Here’s the first thing you need to know about the scrum: it’s not broken! It’s the same scrum. We all played with this scrum. The positions are the same, the binds are the same, you still push the same way.
So why is this scrum falling over?
Neglect.Not player neglect and not coaching neglect. The people neglecting the scrum are the referees. The same thing that happened to the ruck and the maul is happening to the scrum. And as with the ruck and the maul, the fix is for the referees to simply apply the laws as they are set out in the IRB laws book.
Example 1 — Law 20.1.g:
The referee will call “crouch” then “touch”. The front rows crouch and using their outside
arm each prop touches the point of the opposing prop’s outside shoulder. The props then
withdraw their arms. The referee will then call “pause”. Following a pause the referee will
then call “engage”. The front rows may then engage. The “engage” call is not a command
but an indication that the front rows may come together when ready.
The front rows crouch and using their outside arms, each prop touches the point of the opposing prop’s outside shoulder. It couldn’t be clearer! It’s not touching fingertips or arms. It’s the shoulders that they must touch.
Example 2 — Law 20.1.j:
Stationary and parallel. Until the ball leaves the scrum half’s hands, the scrum must be
stationary and the middle line must be parallel to the goal lines. A team must not shove the
scrum away from the mark before the ball is thrown in.
The scrum must be stationary before the scrum-half throws the ball. This means it’s impossible for the scrum-half to feed the scrum on the hit! He must wait for the scrum to be stationary.
Example 3 — Law 20.3.c, d and e:
(c) Binding by loose head props. A loose head prop must bind on the opposing tight head
prop by placing the left arm inside the right arm of the tight head and gripping the tight
head prop’s jersey on the back or side. The loose head prop must not grip the chest, arm,
sleeve or collar of the opposition tight head prop. The loose head prop must not exert any
Sanction: Penalty kick
(d) Binding by tight head props. A tight head prop must bind on the opposing loose head prop
by placing the right arm outside the left upper arm of the opposing loose head prop. The
tight head prop must grip the loose head prop’s jersey with the right hand only on the back
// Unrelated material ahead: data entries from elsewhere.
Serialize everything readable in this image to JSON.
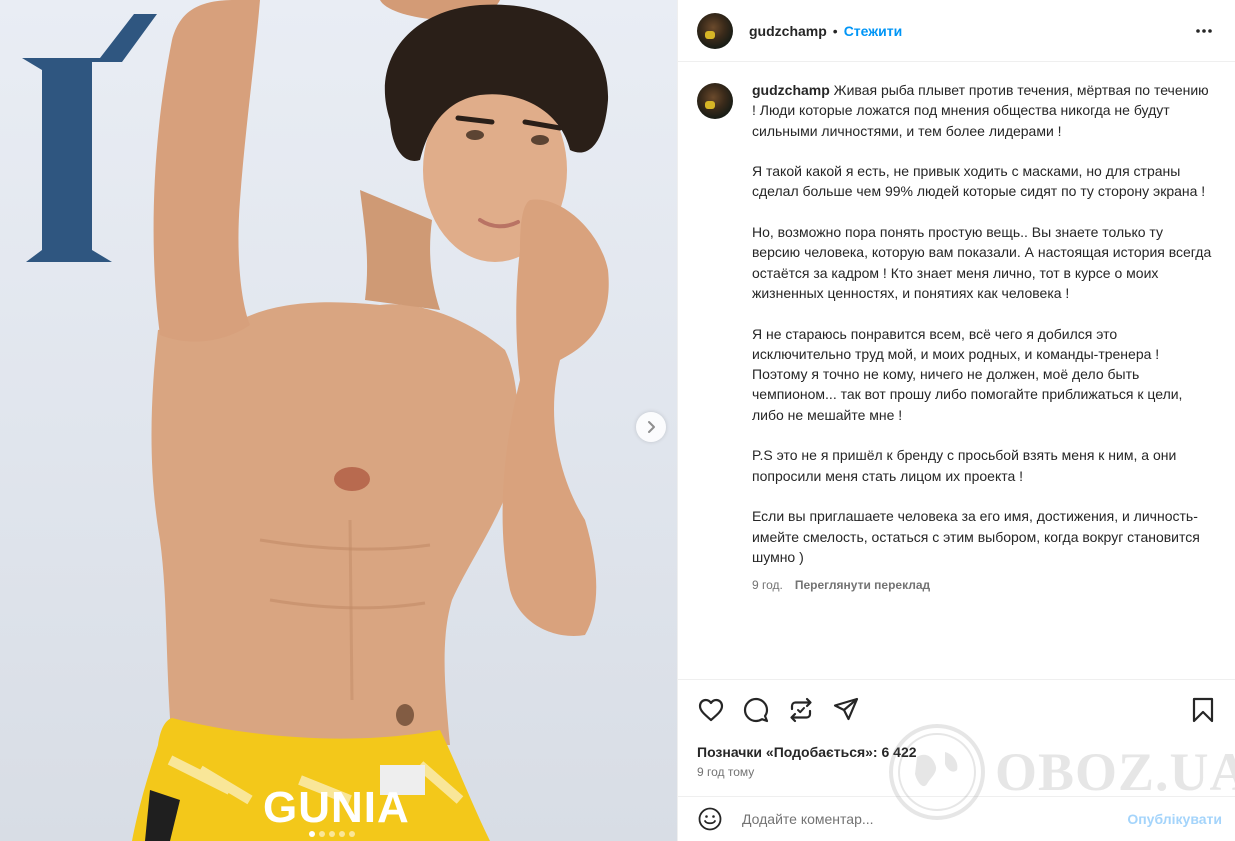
{
  "post": {
    "brand_text": "GUNIA",
    "carousel": {
      "count": 5,
      "active": 0
    }
  },
  "header": {
    "username": "gudzchamp",
    "separator": "•",
    "follow_label": "Стежити"
  },
  "caption": {
    "username": "gudzchamp",
    "paragraphs": [
      "Живая рыба плывет против течения, мёртвая по течению ! Люди которые ложатся под мнения общества никогда не будут сильными личностями, и тем более лидерами !",
      "Я такой какой я есть, не привык ходить с масками, но для страны сделал больше чем 99% людей которые сидят по ту сторону экрана !",
      "Но, возможно пора понять простую вещь.. Вы знаете только ту версию человека, которую вам показали. А настоящая история всегда остаётся за кадром ! Кто знает меня лично, тот в курсе о моих жизненных ценностях, и понятиях как человека !",
      "Я не стараюсь понравится всем, всё чего я добился это исключительно труд мой, и моих родных, и команды-тренера ! Поэтому я точно не кому, ничего не должен, моё дело быть чемпионом... так вот прошу либо помогайте приближаться к цели, либо не мешайте мне !",
      "P.S это не я пришёл к бренду с просьбой взять меня к ним, а они попросили меня стать лицом их проекта !",
      "Если вы приглашаете человека за его имя, достижения, и личность- имейте смелость, остаться с этим выбором, когда вокруг становится шумно )"
    ],
    "time": "9 год.",
    "translate_label": "Переглянути переклад"
  },
  "actions": {
    "icons": [
      "heart-icon",
      "comment-icon",
      "repost-icon",
      "share-icon",
      "bookmark-icon"
    ]
  },
  "likes_text": "Позначки «Подобається»: 6 422",
  "time_ago": "9 год тому",
  "comment": {
    "placeholder": "Додайте коментар...",
    "publish_label": "Опублікувати"
  },
  "watermark": {
    "text": "OBOZ.UA"
  },
  "colors": {
    "accent": "#0095f6",
    "publish_disabled": "#a4d4fb",
    "text": "#262626",
    "muted": "#737373"
  }
}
or side. The tight head prop must not grip the chest, arm, sleeve or collar of the opposition
loose head prop. The tight head prop must not exert any downward pressure.
Sanction: Penalty kick
(e) Both the loose head and tight head props may alter their bind providing they do so in
accordance with this Law.
Both props must grip on the back or the side of their opponents’ jersey. And if they get it wrong they can change it to get it right!
Here is what I think is happening to our scrum now. Our officials have become obsessed with the chant and not with the laws around the chant. They are not generally checking that the touch is on the shoulder. This means they are not policing the distance the front rows are apart!
They are standing five metres from the scrum to deliver the chant. This means they are not policing the binds of the front rowers!
And they are allowing halfbacks to feed the scrum on the hit. This means they are ignoring the stable scrum law.
It seems to me that without changing one single law, and just by following the ones already created, we can come up with a structure that works. How do we know it will work? Well, it worked before. I was playing when the “crouch, touch, engage” chant was introduced. It worked. It worked because of the way the referees policed it.
If I were the referees’ boss this is how I would instruct my guys to set up a scrum:
- Stand between the halfback and the scrum. Instruct the halfback to stay behind you until you step away.
- The scrum forms. Crouch! No change. Touch! Do not continue until four hands touch four shoulders. Pause! The word pause is the pause — that’s why you say it! Engage!
- Stay were you are. Ensure all four props are correctly bound on backs or sides. If not, instruct the offender to move his arm or hand.
- Check for a stable scrum, then step back and indicate to the halfback that he may feed the ball.
A question to all you 40-, 50-, 60- and 70-year-old rugby players: do parts of this sound familiar? If yes, that’s because parts of it are. Somewhere along the line our officialdom, not for the first time, moved away from something that worked. We will never know why, but that doesn’t mean we can’t say it’s not working and move back to something that does. That’s what we did with the ruck, so why can’t we do it with the scrum?
The only hindrance to my theory is another law I found while researching this article:
No Delay. As soon as the front rows have come together, the scrum half must throw in the
ball without delay. The scrum half must throw in the ball when told to do so by the referee.
The scrum half must throw in the ball from the side of the scrum first chosen.
I believe this has been a law for quite a while. Some of my Green and Gold Rugby colleague would certainly have some knowledge of the history of this law. But it seems to be a contradiction of the law that requires a stable scrum. For my system to work, Law 20.5 would have to be interpreted differently. We all know that this is not beyond our referees.
I have not mentioned individual players. Players come and go; the scrum does not. I have not mentioned hip and shoulder position. No matter what laws and interpretations apply, this issue and many others remain. I have written this piece in the hope of starting a discussion that leads to change. We fixed the lineout. We appear to be fixing the ruck. Now we can fix the scrum.